(NBC News) — An upcoming book from journalist Ronan Farrow includes allegations that former “Today” host Matt Lauer raped an NBC colleague while at the 2014 Sochi Olympics.
Variety reported the accusations after reading an advanced copy of “Catch and Kill,” which is not scheduled to hit bookstores until Oct. 15. NBC News has not seen a copy of the book.
Lauer, the long-running face of NBC’s “Today” show, was fired by NBC News on Nov. 29, 2017, after a female colleague made a detailed complaint accusing him of inappropriate sexual behavior during the 2014 Sochi Olympics. The accusation also noted that the alleged behavior continued in the workplace after the Olympics.
In the book, Farrow writes that the woman who made the complaint against the anchor said that Lauer anally raped her in a hotel room while in Russia, according to Variety.
NBC News said in a statement issued after the Variety report, “Matt Lauer’s conduct was appalling, horrific and reprehensible, as we said at the time. That’s why he was fired within 24 hours of us first learning of the complaint. Our hearts break again for our colleague.”
The book identifies the woman as former NBC News employee Brooke Nevils, who NBC had previously not named at her request.
She told Farrow that while in Sochi, she and former “Today” co-anchor Meredith Vieira were having drinks at a hotel bar when they ran into Lauer, who joined them.
The book details Nevils’ account of going to Lauer’s hotel room two times — once to retrieve her press credential, which she said Lauer had taken as a joke, and a second time after he invited her.
Nevils alleges Lauer pushed her against the door and kissed her, before forcing her on the bed and “flipping her over, asking if she liked anal sex,” the book says. Nevils reportedly “said that she declined several times,” according to Variety.
Nevils “was in the midst of telling him she wasn’t interested again when he ‘just did it,'” and it was not consensual, the book reportedly says. Lauer then asked Nevils if she liked it and she told him yes, the booked alleges.
Nevils told Farrow, according to Variety: “It was nonconsensual in the sense that I was too drunk to consent,” she says. “It was nonconsensual in that I said, multiple times, that I didn’t want to have anal sex.”
Nevils told Farrow she later had other sexual encounters with Lauer. Sources close to Lauer said she sometimes initiated contact, Farrow wrote.
She said she blames herself for those encounters and was terrified of the control Lauer had over her career, according to Variety.
Lauer did not immediately respond to requests for comment. In April 2018, he told the Washington Post:

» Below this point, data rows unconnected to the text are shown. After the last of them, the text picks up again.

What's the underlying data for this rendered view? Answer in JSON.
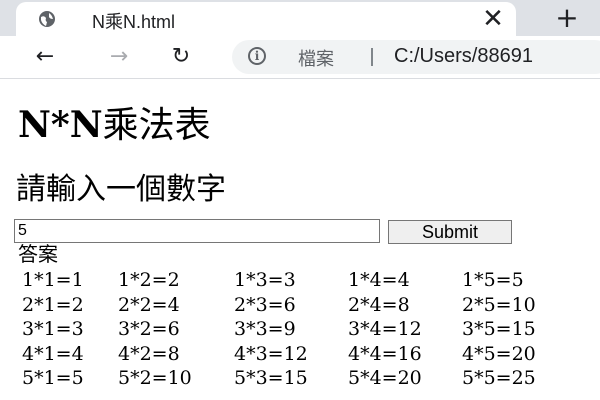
{
  "browser": {
    "tab_title": "N乘N.html",
    "close_symbol": "✕",
    "new_tab_symbol": "+",
    "file_label": "檔案",
    "url": "C:/Users/88691",
    "back_symbol": "←",
    "forward_symbol": "→",
    "reload_symbol": "↻",
    "info_symbol": "i"
  },
  "page": {
    "title_latin": "N*N",
    "title_cjk": "乘法表",
    "subtitle": "請輸入一個數字",
    "input_value": "5",
    "submit_label": "Submit",
    "answer_label": "答案"
  },
  "table": {
    "rows": [
      [
        "1*1=1",
        "1*2=2",
        "1*3=3",
        "1*4=4",
        "1*5=5"
      ],
      [
        "2*1=2",
        "2*2=4",
        "2*3=6",
        "2*4=8",
        "2*5=10"
      ],
      [
        "3*1=3",
        "3*2=6",
        "3*3=9",
        "3*4=12",
        "3*5=15"
      ],
      [
        "4*1=4",
        "4*2=8",
        "4*3=12",
        "4*4=16",
        "4*5=20"
      ],
      [
        "5*1=5",
        "5*2=10",
        "5*3=15",
        "5*4=20",
        "5*5=25"
      ]
    ]
  }
}
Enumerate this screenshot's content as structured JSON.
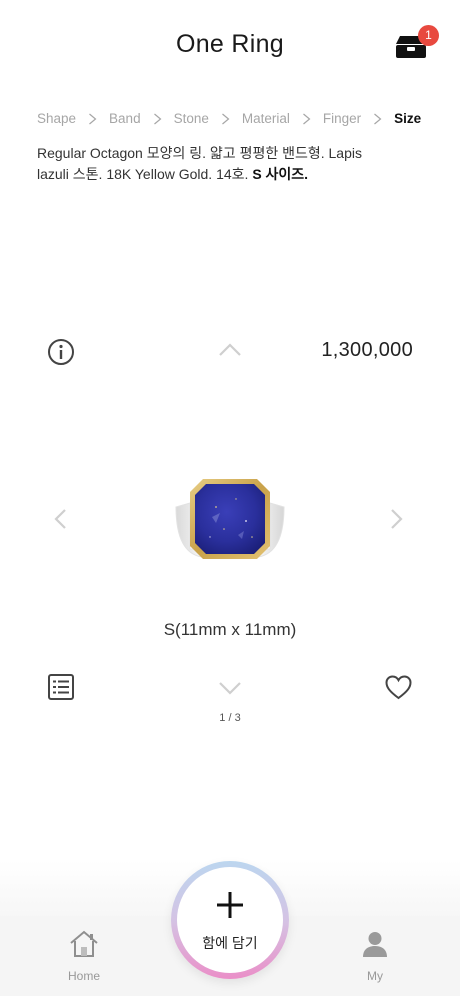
{
  "header": {
    "title": "One Ring",
    "box_badge": "1",
    "box_icon": "jewelry-box-icon"
  },
  "breadcrumb": {
    "items": [
      "Shape",
      "Band",
      "Stone",
      "Material",
      "Finger",
      "Size"
    ],
    "active_index": 5
  },
  "description": {
    "text": "Regular Octagon 모양의 링. 얇고 평평한 밴드형. Lapis lazuli 스톤. 18K Yellow Gold. 14호. ",
    "emphasis": "S 사이즈."
  },
  "product": {
    "price": "1,300,000",
    "size": "S(11mm x 11mm)",
    "pager": "1 / 3"
  },
  "actions": {
    "add_label": "함에 담기"
  },
  "tabbar": {
    "home_label": "Home",
    "my_label": "My"
  },
  "colors": {
    "badge": "#e8493f",
    "stone": "#2a2f9c",
    "gold": "#d4b25a",
    "add_ring_top": "#bcd6ef",
    "add_ring_bottom": "#ea8fc8"
  }
}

“I fully acknowledge that I acted inappropriately as a husband, father and principal at NBC. However I want to make it perfectly clear that any allegations or reports of coercive, aggressive or abusive actions on my part, at any time, are absolutely false.”
Vieira and Nevils also did not immediately respond to requests for comment.
The book also reportedly said Nevils went to NBCUniversal human resources with a lawyer at Vieira’s urging in 2017. Lauer was fired the next day.
The book also says that Nevils went on medical leave in 2018 before being paid seven figures and that NBC “proposed a script she would have to read, suggesting that she had left to pursue other endeavors, that she was treated well, and that NBC News was a positive example of sexual harassment,” Variety reported.
In a memo to staff in April 2018, NBC News Chairman Andy Lack said the company’s “highest priority” was to “ensure we have a workplace environment where everyone feels safe and protected.”
“We are absolutely committed to making this a reality—there can be no exception,” he added.
NBCUniversal said in May 2018 that a five-month internal investigation found no evidence that any NBC News, “Today” show leadership, human resources personnel or others in positions of authority were aware of allegations of sexual misconduct made by four women against Lauer before November 2017.
Farrow, who previously worked for NBC News, was among the first journalists to report sexual harassment and misconduct claims against Harvey Weinstein. Farrow started his reporting on Weinstein while at NBC News, and won a Pulitzer for his work on the allegations against powerful men and the attempts to silence survivors that appeared in The New Yorker.
NBC News said in an internal report that Farrow’s draft story on Weinstein contained misstatements and wasn’t ready for broadcast because “there was not a single victim… willing to be identified.” The NBC report added that Farrow’s New Yorker story was published nearly two months after he left NBC News, and five days after The New York Times broke the Weinstein story.